**Directions**. Search the material below for "zoom" and copy every line where it occurs.

**Dataset**.
□ □ □ □ □ □ □

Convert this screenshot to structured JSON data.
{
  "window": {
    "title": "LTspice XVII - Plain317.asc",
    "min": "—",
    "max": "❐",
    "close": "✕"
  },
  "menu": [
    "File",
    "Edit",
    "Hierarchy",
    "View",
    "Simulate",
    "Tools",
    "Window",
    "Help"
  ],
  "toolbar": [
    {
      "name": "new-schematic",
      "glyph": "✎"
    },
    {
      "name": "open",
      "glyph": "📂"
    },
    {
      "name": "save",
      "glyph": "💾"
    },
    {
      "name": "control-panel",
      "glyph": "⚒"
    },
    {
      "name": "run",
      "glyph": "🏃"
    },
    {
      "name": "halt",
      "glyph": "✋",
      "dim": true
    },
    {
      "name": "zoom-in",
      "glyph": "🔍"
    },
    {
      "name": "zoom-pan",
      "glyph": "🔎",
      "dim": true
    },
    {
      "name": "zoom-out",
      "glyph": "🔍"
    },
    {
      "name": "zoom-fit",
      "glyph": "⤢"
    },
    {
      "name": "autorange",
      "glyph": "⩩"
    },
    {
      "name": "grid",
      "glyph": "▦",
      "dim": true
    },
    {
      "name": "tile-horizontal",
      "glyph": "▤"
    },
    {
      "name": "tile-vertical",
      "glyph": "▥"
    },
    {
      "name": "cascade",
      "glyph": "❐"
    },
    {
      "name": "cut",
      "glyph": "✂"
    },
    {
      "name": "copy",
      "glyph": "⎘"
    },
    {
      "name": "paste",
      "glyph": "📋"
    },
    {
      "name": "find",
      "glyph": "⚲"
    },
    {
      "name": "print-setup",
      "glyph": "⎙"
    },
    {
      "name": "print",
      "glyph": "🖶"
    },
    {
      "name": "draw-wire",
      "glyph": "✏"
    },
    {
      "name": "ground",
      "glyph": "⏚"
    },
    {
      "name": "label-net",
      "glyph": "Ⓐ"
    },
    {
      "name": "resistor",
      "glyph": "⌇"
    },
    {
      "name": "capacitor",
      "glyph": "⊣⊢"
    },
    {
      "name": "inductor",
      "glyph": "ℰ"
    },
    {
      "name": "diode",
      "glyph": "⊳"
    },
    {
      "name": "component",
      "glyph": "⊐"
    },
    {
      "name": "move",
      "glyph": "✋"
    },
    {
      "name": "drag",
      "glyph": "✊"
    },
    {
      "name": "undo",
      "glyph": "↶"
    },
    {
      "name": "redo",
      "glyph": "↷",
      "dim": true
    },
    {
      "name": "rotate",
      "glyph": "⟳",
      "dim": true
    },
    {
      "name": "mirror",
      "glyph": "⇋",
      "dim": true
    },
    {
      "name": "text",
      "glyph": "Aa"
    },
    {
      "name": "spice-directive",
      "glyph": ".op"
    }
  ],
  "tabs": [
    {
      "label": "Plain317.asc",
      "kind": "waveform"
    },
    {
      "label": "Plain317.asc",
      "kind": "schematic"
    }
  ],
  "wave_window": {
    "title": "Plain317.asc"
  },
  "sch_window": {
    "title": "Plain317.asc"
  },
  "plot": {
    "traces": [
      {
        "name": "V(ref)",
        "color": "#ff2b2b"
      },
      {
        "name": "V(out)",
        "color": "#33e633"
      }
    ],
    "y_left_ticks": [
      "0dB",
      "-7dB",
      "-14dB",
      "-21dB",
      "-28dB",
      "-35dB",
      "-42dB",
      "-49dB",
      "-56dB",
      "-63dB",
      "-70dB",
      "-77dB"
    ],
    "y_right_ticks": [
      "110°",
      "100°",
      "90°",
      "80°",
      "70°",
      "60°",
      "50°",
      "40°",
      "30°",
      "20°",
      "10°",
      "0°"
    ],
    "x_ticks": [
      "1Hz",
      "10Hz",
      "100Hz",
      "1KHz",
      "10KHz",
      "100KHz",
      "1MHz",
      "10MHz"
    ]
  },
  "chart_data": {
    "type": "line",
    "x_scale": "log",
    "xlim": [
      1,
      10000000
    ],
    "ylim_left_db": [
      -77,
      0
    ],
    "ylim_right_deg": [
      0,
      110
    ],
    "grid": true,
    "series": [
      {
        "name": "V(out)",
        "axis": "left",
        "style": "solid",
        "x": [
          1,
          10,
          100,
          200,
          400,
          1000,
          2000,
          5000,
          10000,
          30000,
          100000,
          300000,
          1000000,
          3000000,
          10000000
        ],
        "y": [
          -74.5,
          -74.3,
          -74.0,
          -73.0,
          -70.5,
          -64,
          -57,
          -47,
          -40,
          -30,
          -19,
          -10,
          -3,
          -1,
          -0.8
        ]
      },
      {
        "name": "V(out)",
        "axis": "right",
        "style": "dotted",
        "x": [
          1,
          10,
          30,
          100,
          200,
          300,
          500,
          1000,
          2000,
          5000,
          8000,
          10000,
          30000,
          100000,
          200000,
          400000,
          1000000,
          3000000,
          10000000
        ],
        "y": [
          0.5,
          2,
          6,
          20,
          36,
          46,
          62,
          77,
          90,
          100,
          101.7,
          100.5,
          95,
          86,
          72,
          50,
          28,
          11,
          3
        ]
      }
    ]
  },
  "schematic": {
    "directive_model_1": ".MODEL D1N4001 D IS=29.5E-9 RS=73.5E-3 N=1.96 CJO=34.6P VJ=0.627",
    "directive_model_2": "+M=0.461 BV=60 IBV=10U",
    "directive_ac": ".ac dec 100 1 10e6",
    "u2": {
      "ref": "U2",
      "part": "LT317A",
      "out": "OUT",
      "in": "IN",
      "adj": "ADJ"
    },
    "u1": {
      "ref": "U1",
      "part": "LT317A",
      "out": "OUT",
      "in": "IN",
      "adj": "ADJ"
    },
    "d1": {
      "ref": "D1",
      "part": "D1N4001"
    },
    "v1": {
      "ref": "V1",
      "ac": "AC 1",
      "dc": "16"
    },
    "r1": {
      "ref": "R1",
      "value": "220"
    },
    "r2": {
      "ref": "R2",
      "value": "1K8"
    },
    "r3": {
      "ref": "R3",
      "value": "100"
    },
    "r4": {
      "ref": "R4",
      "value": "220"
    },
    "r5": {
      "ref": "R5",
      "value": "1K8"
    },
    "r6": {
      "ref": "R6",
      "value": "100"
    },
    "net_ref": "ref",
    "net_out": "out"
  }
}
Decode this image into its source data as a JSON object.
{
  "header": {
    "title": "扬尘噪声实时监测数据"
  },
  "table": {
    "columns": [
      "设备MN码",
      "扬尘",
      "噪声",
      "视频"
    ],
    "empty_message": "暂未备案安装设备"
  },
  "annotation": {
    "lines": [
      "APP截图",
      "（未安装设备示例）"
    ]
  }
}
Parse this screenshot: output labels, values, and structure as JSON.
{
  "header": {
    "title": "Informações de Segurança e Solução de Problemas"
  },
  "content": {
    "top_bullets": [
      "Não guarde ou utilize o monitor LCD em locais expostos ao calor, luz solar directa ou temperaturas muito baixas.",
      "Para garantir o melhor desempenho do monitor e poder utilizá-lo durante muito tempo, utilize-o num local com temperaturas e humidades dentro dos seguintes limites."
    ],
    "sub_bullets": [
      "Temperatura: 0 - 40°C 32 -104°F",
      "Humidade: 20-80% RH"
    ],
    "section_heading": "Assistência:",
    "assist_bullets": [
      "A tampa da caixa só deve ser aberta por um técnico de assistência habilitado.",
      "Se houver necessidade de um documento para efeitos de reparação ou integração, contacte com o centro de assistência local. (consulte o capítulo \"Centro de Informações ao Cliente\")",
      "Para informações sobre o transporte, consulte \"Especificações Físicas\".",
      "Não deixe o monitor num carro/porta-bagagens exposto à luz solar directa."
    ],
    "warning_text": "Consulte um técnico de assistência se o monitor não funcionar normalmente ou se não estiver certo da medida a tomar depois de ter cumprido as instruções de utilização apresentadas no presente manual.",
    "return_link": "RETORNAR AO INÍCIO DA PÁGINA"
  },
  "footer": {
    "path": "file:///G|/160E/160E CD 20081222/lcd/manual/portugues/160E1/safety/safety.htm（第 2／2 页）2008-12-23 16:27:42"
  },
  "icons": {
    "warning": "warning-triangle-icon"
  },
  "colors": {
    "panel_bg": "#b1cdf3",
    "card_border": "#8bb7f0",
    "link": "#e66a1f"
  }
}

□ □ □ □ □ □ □

**Solution to this problem**.
      "name": "zoom-in",
      "name": "zoom-pan",
      "name": "zoom-out",
      "name": "zoom-fit",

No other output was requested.